Nearly a quarter (22%) of the UK’s top 30 firms received less than 80% support for their remuneration reports this year, according to Deloitte’s latest executive pay report. The figure is up from only 6% last year.
The increase in dissatisfaction amongst shareholders follows proxy agencies issuing eight recommendations to vote against or abstain from voting on top 30 firms’ remuneration reports in 2018 – significantly higher than the two against recommendations issued in 2017. This is despite median CEO pay levels falling slightly and average share prices rising in the top 30 firms.
In comparison, in the FTSE 100 as a whole, 14% of companies received less than 80% approval, versus 8% in 2017 this year.
There were 14 recommendations from proxy agencies to vote against or abstain remuneration resolutions in the full FTSE 100, compared to 10 in 2017. Eleven of the fourteen companies who received a vote against or abstain from the proxy agencies received less than 80% approval which shows their influence.
Of those firms receiving lower votes on remuneration, four were ‘repeat offenders’ – firms who also received low votes last year.
Stephen Cahill, vice-chairman at Deloitte, said: “Despite a quieter AGM season last year, the 2018 season has shown that executive pay remains an area of shareholder focus. We have seen a much more challenging voting season, in particular for FTSE 30 companies, despite it not being a policy year for the majority.

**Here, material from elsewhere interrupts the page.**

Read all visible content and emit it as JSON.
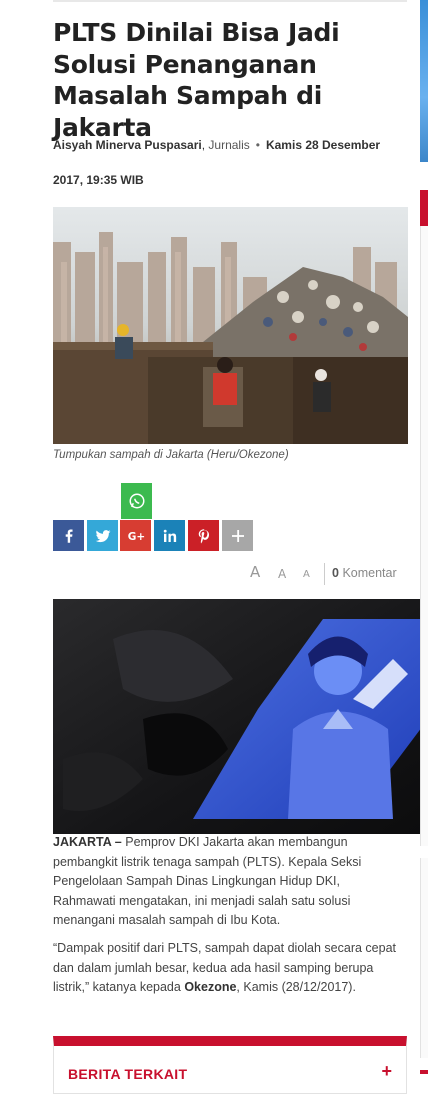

This reflects a tougher stance taken from proxy agencies in respect of the largest companies, as well as continued pressure on repeat offenders.
“Shareholders and proxy agencies are increasingly hardening their line not just on pay levels, but where companies are failing to act on previous concerns, in particular around transparency of pay arrangements,” he added.